Give a Girl a Knifeby Amy Thielen
Setting: Minnesota/New York
Published on May 16th 2017
A beautifully written food memoir chronicling one cook's journey from her rural Midwestern hometown to the intoxicating world of New York City fine dining and back again in search of her culinary roots.
Before Amy Thielen frantically plated rings of truffled potatoes in some of New York City s finest kitchens for chefs David Bouley, Daniel Boulud, and Jean-Georges Vongerichten she grew up in a northern Minnesota town home to the nation s largest French fry factory, the headwaters of the fast food nation, with a mother whose generous cooking pulsed with joy, family drama, and an overabundance of butter.
Inspired by her grandmother s tales of cooking on the family farm, Thielen moves with her artist husband to the rustic, off-the-grid cabin he built in the woods. There, standing at the stove three times a day, she finds the seed of a growing food obsession that leads to the sensory madhouse of New York s top haute cuisine brigades. When she goes home, she comes face to face with her past, and a curious truth: that beneath every foie gras sauce lies a rural foundation of potatoes and onions, and that taste memory is the most important ingredient of all.
I spent a good portion of this memoir wondering why I listen to books like this.Â It is no secret that I like foodie books but why do I listen to books where the lovingly drawn out descriptions of the food make me think, “Oh my god, that sounds disgusting!”
I’m not sure I found an answer to that.Â I guess that will be the lot of wanna-be vegans who listen to chef memoirs.Â You’ve been warned if descriptions of organ meats and loving talk of bloody juices and fond rememberances of torturing live lobsters bother you.
Amy Thielen was an English major before becoming a chef and it shows in this memoir.Â The writing is of a more literary quality than a lot of memoirs.

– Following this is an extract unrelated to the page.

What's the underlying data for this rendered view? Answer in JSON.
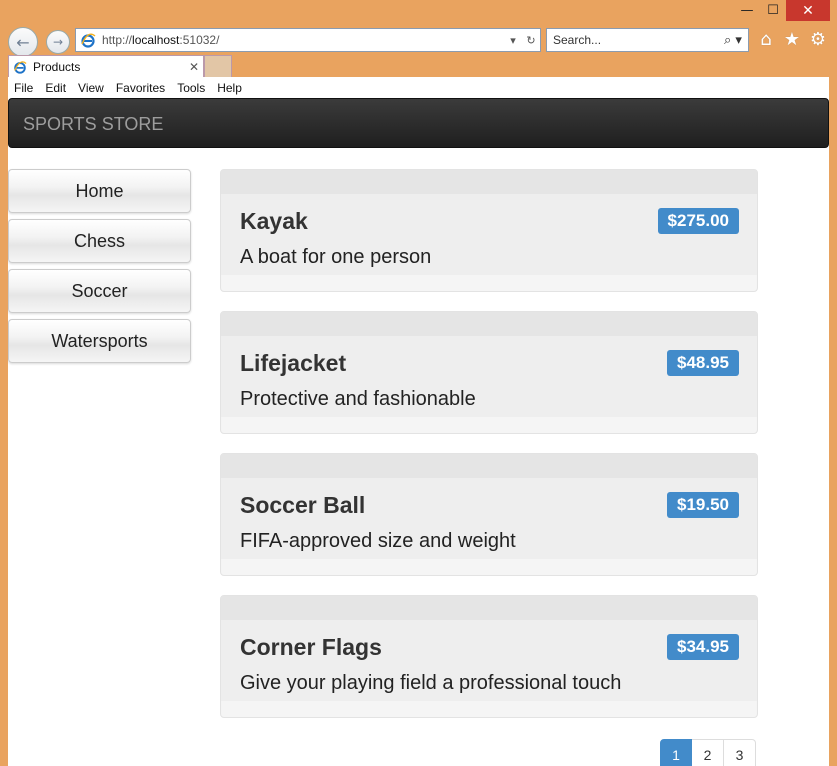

This book starts with the story of how she and her husband started to live a seasonal existence.Â In the summer they were in their off-the-grid cabin in Minnesota with a huge garden and in the winter they lived in New York.Â This part of the book ends with their decision to move back to Minnesota full time.
The next part of the book goes back in time for a series of essays about events that take place before the first section. You never find out what happened after the move back from New York.Â I had never heard of the author prior to reading this book so I wasn’t sure what happened besides writing this book.Â I guess you are either expected to know that or expected to Google.
I was most fascinated by the story of her husband who actually managed to make a good living as a working artist in New York.Â I thought that was a fairy tale.Â The story of making a home in the woods was amazing to me.
The author narrates the audiobook which is normally a horrible decision but she did a very good job.Â She infuses her story with a lot of emotion as she reads.
So, you know that I had to Google her, right?! And now I know. Not sure I want to read this based on your review of food-talk being overly done, but that is why I love book reviews! You helped me greatly- love an honest take!
Yes, this was news to me as well, but I might seek out this book. I love chef memoirs….
I’ve not heard of this chef/author either. Thanks for sharing….sorry it was distasteful for you.